### What you should do
Without the pictures, retype each line below exactly as it stands.

== Entries provided

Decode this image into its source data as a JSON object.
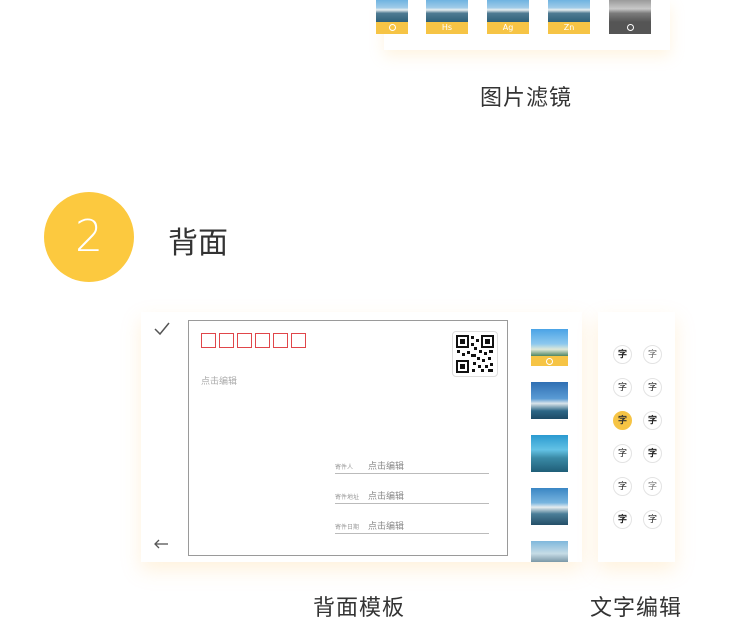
{
  "filters": {
    "thumbs": [
      {
        "label": ""
      },
      {
        "label": "Hs"
      },
      {
        "label": "Ag"
      },
      {
        "label": "Zn"
      },
      {
        "label": ""
      }
    ],
    "caption": "图片滤镜"
  },
  "section2": {
    "number": "2",
    "title": "背面"
  },
  "back_panel": {
    "edit_hint": "点击编辑",
    "sender_rows": [
      {
        "label": "寄件人",
        "value": "点击编辑"
      },
      {
        "label": "寄件地址",
        "value": "点击编辑"
      },
      {
        "label": "寄件日期",
        "value": "点击编辑"
      }
    ],
    "caption": "背面模板"
  },
  "text_panel": {
    "glyph": "字",
    "caption": "文字编辑"
  },
  "colors": {
    "accent": "#fcc93f",
    "zip_red": "#e0464a"
  }
}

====

### Solution for this exercise
Decode this image into its source data as a JSON object.
{
  "filters": {
    "thumbs": [
      {
        "label": ""
      },
      {
        "label": "Hs"
      },
      {
        "label": "Ag"
      },
      {
        "label": "Zn"
      },
      {
        "label": ""
      }
    ],
    "caption": "图片滤镜"
  },
  "section2": {
    "number": "2",
    "title": "背面"
  },
  "back_panel": {
    "edit_hint": "点击编辑",
    "sender_rows": [
      {
        "label": "寄件人",
        "value": "点击编辑"
      },
      {
        "label": "寄件地址",
        "value": "点击编辑"
      },
      {
        "label": "寄件日期",
        "value": "点击编辑"
      }
    ],
    "caption": "背面模板"
  },
  "text_panel": {
    "glyph": "字",
    "caption": "文字编辑"
  },
  "colors": {
    "accent": "#fcc93f",
    "zip_red": "#e0464a"
  }
}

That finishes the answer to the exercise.